-- What is needed --
Search the entries below for the string "JSON" and copy the lines that hold it.

[Excerpts from an interface dataset]
* * *
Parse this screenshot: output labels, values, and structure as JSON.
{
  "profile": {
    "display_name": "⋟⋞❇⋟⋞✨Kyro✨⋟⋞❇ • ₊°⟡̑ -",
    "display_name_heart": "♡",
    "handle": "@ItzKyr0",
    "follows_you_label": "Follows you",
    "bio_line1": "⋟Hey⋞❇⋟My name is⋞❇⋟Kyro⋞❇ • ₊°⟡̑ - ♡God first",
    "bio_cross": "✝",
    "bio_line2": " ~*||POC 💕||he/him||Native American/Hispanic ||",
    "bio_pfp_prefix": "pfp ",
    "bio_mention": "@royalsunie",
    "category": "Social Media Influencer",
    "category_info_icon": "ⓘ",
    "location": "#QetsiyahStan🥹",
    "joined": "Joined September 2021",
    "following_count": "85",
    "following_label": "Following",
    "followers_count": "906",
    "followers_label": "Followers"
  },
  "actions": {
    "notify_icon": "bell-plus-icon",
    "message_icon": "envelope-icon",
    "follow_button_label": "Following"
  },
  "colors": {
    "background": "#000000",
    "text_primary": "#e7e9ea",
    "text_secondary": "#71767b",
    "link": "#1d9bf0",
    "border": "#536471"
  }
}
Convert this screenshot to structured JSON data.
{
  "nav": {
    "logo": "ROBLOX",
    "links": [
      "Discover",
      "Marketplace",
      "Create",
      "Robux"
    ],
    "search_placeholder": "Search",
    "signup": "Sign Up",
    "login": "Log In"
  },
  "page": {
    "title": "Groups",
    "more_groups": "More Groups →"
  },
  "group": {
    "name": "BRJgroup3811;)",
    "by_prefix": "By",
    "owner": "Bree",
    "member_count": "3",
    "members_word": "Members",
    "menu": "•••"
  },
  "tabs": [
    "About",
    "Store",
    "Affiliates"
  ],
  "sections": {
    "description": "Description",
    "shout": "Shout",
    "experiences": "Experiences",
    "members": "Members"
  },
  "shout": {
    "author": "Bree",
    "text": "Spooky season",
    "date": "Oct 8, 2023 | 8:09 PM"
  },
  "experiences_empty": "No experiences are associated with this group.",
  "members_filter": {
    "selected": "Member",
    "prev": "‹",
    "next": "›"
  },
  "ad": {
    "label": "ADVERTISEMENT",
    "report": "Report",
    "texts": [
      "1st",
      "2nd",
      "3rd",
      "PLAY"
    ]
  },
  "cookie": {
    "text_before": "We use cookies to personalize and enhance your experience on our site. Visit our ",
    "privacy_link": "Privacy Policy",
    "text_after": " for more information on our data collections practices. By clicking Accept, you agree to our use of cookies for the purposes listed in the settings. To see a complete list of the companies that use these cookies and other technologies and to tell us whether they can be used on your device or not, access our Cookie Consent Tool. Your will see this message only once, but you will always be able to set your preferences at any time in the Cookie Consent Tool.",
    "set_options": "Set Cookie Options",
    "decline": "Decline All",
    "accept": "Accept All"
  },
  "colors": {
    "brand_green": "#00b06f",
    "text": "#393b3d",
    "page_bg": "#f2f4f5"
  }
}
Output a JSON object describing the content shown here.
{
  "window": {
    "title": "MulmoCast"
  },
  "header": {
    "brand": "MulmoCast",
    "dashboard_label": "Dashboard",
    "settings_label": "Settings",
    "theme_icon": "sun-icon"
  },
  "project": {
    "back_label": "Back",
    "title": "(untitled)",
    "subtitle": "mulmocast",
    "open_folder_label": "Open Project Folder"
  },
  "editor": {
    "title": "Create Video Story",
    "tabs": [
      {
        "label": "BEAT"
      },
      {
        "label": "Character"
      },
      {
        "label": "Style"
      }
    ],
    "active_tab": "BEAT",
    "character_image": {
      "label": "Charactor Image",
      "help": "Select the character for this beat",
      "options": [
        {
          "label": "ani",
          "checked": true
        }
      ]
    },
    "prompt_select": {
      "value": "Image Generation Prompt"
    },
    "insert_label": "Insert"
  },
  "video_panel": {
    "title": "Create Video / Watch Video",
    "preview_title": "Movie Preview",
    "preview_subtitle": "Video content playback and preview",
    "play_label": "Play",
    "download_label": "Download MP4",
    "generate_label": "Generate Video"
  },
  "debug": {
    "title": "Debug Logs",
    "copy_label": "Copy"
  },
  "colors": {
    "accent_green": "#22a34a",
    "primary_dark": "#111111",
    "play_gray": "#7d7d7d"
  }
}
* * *
-- Solution --
Parse this screenshot: output labels, values, and structure as JSON.
Convert this screenshot to structured JSON data.
Output a JSON object describing the content shown here.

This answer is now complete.